Mom and Dad had a Will and/or Trust in place when they died but I don’t think it properly reflects their wishes, or it’s not being administered properly. Is there anything I can do?
Yes, assuming you are an heir of the estate or beneficiary of the Trust. If you believe that the Will or Trust was made or changed while they were not capable of making such legal decisions, or if you think their decisions were the product of undue influence, you may challenge the documents. If you think the Personal Representative/Executor/Trustee is not administering the estate or Trust according to its terms, you may challenge the actions of the fiduciary and make certain requests for accountings or their removal.
These actions are commonly referred to as Probate Litigation issues. While there are many attorneys who do litigation in civil matters, there are much fewer attorneys who actually understand the intricacies of litigating Probate matters.

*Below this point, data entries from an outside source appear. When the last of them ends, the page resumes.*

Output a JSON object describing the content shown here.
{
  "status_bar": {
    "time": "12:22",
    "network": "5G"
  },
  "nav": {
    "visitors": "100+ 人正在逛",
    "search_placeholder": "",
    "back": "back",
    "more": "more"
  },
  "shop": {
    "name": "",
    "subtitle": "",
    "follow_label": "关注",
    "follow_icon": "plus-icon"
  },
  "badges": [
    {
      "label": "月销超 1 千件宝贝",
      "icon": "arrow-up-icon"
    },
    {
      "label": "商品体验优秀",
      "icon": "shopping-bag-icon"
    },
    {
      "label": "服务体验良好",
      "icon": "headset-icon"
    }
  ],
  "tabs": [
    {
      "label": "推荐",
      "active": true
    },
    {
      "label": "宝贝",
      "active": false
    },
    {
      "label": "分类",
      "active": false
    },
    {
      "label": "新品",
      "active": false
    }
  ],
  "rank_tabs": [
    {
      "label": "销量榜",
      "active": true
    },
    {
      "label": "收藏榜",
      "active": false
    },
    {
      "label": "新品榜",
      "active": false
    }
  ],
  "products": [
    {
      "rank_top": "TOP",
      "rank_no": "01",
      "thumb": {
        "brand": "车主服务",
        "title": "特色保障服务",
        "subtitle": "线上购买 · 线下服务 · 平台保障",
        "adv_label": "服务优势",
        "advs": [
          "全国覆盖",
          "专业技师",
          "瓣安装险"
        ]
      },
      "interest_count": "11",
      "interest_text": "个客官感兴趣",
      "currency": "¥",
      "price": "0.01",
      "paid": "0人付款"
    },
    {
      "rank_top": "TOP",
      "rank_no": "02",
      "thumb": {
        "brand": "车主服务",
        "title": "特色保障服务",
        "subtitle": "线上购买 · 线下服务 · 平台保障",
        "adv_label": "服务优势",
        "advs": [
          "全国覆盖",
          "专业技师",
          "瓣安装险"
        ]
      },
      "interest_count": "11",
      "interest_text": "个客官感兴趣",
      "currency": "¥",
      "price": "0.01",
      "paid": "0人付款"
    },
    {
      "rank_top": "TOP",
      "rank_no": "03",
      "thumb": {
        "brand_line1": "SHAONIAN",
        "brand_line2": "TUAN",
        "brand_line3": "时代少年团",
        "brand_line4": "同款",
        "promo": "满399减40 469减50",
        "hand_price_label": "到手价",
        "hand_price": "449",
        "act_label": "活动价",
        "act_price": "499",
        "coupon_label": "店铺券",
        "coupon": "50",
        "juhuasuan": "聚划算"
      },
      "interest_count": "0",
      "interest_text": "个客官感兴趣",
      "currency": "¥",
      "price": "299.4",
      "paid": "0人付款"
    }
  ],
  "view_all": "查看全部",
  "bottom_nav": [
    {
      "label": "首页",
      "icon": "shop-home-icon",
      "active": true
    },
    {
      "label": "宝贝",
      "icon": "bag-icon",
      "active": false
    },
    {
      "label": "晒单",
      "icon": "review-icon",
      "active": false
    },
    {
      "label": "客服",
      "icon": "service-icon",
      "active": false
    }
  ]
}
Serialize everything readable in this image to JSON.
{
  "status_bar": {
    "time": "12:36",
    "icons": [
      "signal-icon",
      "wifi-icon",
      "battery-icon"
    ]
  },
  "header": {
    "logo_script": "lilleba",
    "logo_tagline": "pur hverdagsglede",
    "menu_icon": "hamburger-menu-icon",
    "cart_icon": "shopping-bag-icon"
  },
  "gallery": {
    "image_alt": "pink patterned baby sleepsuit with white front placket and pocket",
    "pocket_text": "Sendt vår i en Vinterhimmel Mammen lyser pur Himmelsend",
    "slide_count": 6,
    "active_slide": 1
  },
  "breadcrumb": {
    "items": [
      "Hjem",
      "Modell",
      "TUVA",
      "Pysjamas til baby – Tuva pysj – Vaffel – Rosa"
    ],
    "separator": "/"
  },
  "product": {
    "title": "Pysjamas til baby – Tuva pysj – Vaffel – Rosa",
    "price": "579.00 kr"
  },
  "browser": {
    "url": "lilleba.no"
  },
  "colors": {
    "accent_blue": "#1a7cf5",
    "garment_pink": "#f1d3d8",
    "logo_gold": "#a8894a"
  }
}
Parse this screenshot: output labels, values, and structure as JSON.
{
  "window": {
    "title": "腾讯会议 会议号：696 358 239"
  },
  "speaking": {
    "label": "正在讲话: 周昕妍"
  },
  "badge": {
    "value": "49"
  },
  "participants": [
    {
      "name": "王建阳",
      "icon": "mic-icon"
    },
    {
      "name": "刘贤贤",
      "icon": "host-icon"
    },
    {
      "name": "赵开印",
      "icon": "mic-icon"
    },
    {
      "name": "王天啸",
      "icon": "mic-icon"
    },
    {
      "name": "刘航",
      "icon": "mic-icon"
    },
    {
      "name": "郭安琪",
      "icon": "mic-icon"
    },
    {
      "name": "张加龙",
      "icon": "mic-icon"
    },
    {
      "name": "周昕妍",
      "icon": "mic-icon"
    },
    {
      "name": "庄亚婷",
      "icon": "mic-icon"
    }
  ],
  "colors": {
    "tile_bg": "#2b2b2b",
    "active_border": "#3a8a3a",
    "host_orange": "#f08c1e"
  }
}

There are also many attorneys who will prepare estate planning documents such as Wills and Trusts, but they do not handle any contested or challenged matters. This is when you need the experience and expertise of a Probate Litigator. Make sure to ask the attorney you are interviewing how much of their practice is Probate Litigation, what types of litigated matters have they handled, and in how many counties. It is also helpful to know if they do any appellate work in probate matters. If they are uncomfortable or evasive in their answers, you probably should continue searching for the right attorney.
I am trying to settle my Mom/Dad’s estate/trust and one of the heirs/beneficiaries just filed a “Petition” for something in the Probate Court. What should I do?
Run, don’t walk, to an experienced Probate Litigation attorney! As the Personal Representative/Trustee of the estate/Trust, you are in a fiduciary position to the heirs and beneficiaries and have personal liability. It is important to obtain sound legal advice to determine what the heirs or beneficiaries are looking for, whether they are entitled to it, whether you have or have not followed the proper procedures of administration, and if not, what can you do to rectify the situation.
How Much Will This Cost Me?
This is by far the first and most common question I am asked. And the most difficult to answer. Every lawyer’s answer to every question is “it depends.” It’s not that we don’t want to give you an answer, it’s that every situation is unique, with its own facts and circumstances. In addition, every lawyer will structure their billing in a slightly different way, so it’s hard to compare “apples to apples.”
But choosing a lawyer by price is a bad way to choose a lawyer anyway. Finding the right attorney is a combination of the right skills, the right areas of expertise, the right experience, and philosophy. The only way to really determine whether a particular lawyer is right for you is to meet with them and discuss your specific situation with them.
In short, I am required to charge a fee to meet with a potential client because it is then that I dispense legal advice, subject my firm to malpractice claims, and conflict my entire firm out of representing other related parties. However, in fairness to the client, a portion of that fee is applied towards a retainer or preparation of documents. We believe that our one-on-one, customized attention to each case, our experience, and our reputation, will result in delivering great value to our clients.
Don’t drive yourself crazy trying to figure out which attorney(s) are the cheapest. If you like what you see on our website, you will love what you find working with our firm.
Can’t find what you’re looking for? Still have more questions?